Huge lakes and rivers found under Antarctic ice
CTV.ca News Staff
Published Tuesday, February 20, 2007 8:44AM EST
An amazing discovery has been made in the Antarctic. Researchers have found that under the compressed snow and ice lies a sort of water world -- a series of fast-moving lakes and rivers.
Glacial lakes have been found before in Antarctica, but what Dr. Helen Fricker of the Scripps Institution of Oceanography at the University of California found is a system of fast-flowing rivers and reservoirs underneath the ice.
Scripps says it seems the rivers transport the majority of the water from the deep interior of the ice sheet out to the ice shelves, and ultimately to the ocean.
"It's a new process that we didn't know about before. So it just shows that there's more we need to know about Antarctica," Fricker explained to Canada AM.
Global warming didn't create the rivers and lakes; they lie more than half a kilometre under the surface -- too deep to be affected by temperature changes on the surface.
But understanding how they behave is important to understanding how climate change could affect the Antarctic, Fricker said.
"The importance of the discovery is that in a warming climate, we need to be able to predict what the ice sheets are going to do.
"The Antarctic ice sheet has 90 per cent of the world's fresh water and has potential to raise sea level by about 60 meters if it all melted.
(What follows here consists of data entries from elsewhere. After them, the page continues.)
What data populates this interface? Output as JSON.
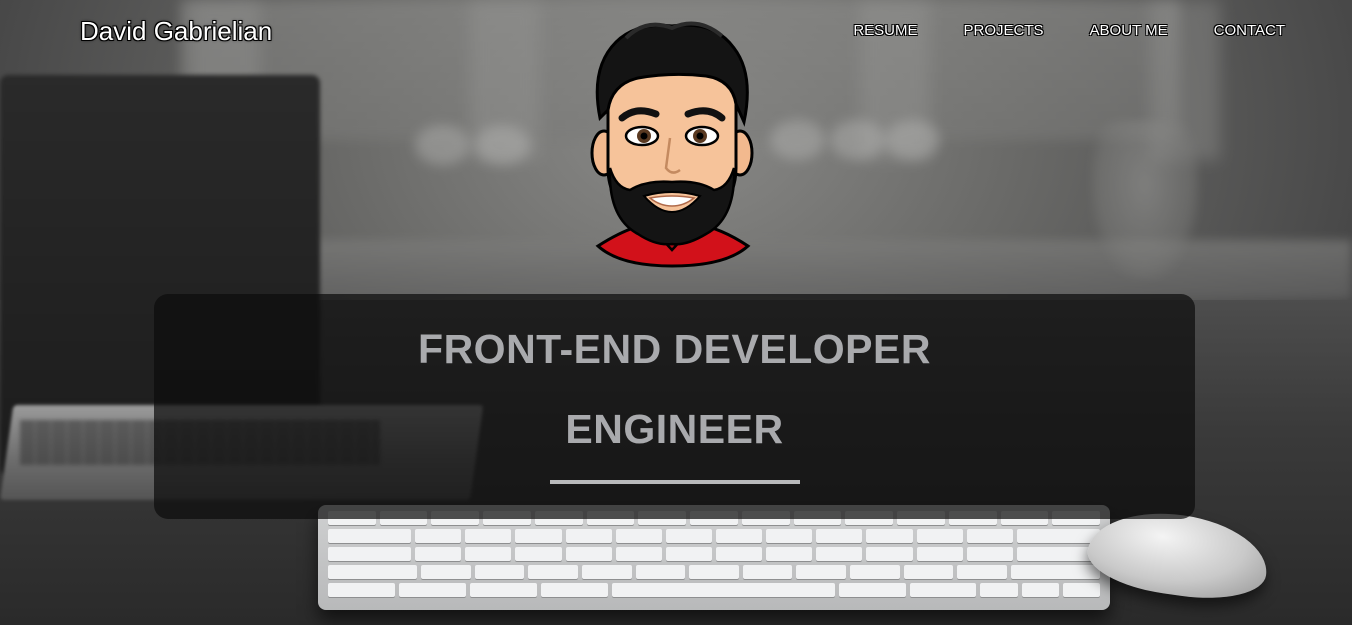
{
  "brand": {
    "name": "David Gabrielian"
  },
  "nav": {
    "items": [
      {
        "label": "RESUME"
      },
      {
        "label": "PROJECTS"
      },
      {
        "label": "ABOUT ME"
      },
      {
        "label": "CONTACT"
      }
    ]
  },
  "hero": {
    "avatar_icon": "cartoon-avatar-icon",
    "line1": "FRONT-END DEVELOPER",
    "line2": "ENGINEER"
  },
  "colors": {
    "nav_text": "#ffffff",
    "headline_text": "#a9aaad",
    "panel_bg": "rgba(12,12,12,0.72)",
    "shirt_red": "#d2111a"
  }
}
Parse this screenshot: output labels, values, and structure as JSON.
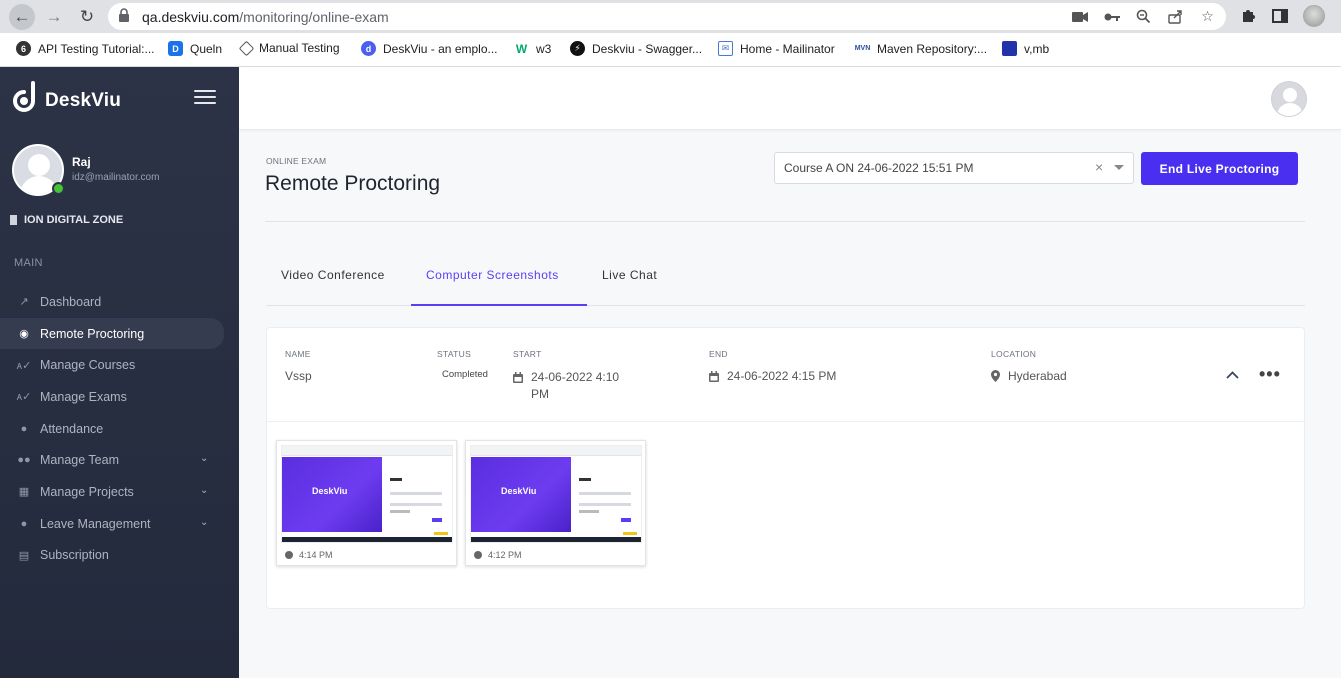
{
  "browser": {
    "url_host": "qa.deskviu.com",
    "url_path": "/monitoring/online-exam",
    "bookmarks": [
      {
        "label": "API Testing Tutorial:..."
      },
      {
        "label": "Queln"
      },
      {
        "label": "Manual Testing"
      },
      {
        "label": "DeskViu - an emplo..."
      },
      {
        "label": "w3"
      },
      {
        "label": "Deskviu - Swagger..."
      },
      {
        "label": "Home - Mailinator"
      },
      {
        "label": "Maven Repository:..."
      },
      {
        "label": "v,mb"
      }
    ]
  },
  "sidebar": {
    "brand": "DeskViu",
    "user": {
      "name": "Raj",
      "email": "idz@mailinator.com"
    },
    "org": "ION DIGITAL ZONE",
    "section": "MAIN",
    "items": [
      {
        "label": "Dashboard",
        "icon": "chart-icon"
      },
      {
        "label": "Remote Proctoring",
        "icon": "target-icon",
        "active": true
      },
      {
        "label": "Manage Courses",
        "icon": "spellcheck-icon"
      },
      {
        "label": "Manage Exams",
        "icon": "spellcheck-icon"
      },
      {
        "label": "Attendance",
        "icon": "user-check-icon"
      },
      {
        "label": "Manage Team",
        "icon": "users-icon",
        "expandable": true
      },
      {
        "label": "Manage Projects",
        "icon": "columns-icon",
        "expandable": true
      },
      {
        "label": "Leave Management",
        "icon": "globe-icon",
        "expandable": true
      },
      {
        "label": "Subscription",
        "icon": "document-icon"
      }
    ]
  },
  "header": {
    "breadcrumb": "ONLINE EXAM",
    "title": "Remote Proctoring",
    "course_select": {
      "value": "Course A ON 24-06-2022 15:51 PM",
      "clear": "×"
    },
    "end_button": "End Live Proctoring"
  },
  "tabs": [
    {
      "label": "Video Conference"
    },
    {
      "label": "Computer Screenshots",
      "active": true
    },
    {
      "label": "Live Chat"
    }
  ],
  "session": {
    "headers": {
      "name": "NAME",
      "status": "STATUS",
      "start": "START",
      "end": "END",
      "location": "LOCATION"
    },
    "name": "Vssp",
    "status": "Completed",
    "start_line1": "24-06-2022 4:10",
    "start_line2": "PM",
    "end": "24-06-2022 4:15 PM",
    "location": "Hyderabad",
    "more": "•••"
  },
  "screenshots": [
    {
      "time": "4:14 PM",
      "brand": "DeskViu"
    },
    {
      "time": "4:12 PM",
      "brand": "DeskViu"
    }
  ],
  "colors": {
    "accent": "#4b2ff0",
    "sidebar": "#2c3346",
    "online": "#45c236"
  }
}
So if we can model it very accurately, we will know what's going to happen in the next 10, 100, 1,000 years time, and we can get some ideas of what the sea level rises will be."
To detect the subglacial lakes, Fricker and her colleagues used data from NASA's ICESat, which sends laser pulses from space to the Antarctic surface and back, providing images much the way sonar uses sound pulses.
Fricker's team of glaciologists detected dips in the surface of the glacier that moved as the hidden lakes drained and filled.
"We can actually see the surface going down in response to the water moving away and in other places we can see the surface going up in response to the water arriving," Scripps said.
"This is a whole process that we've identified that we didn't actually know, and it's not in any computer models of the ice sheet right now. "
Fricker is now hoping to take a team to the region to map out their findings.
"Hopefully this season we will be able to get down there and put GPS on the lakes and monitor them on a daily basis," she said.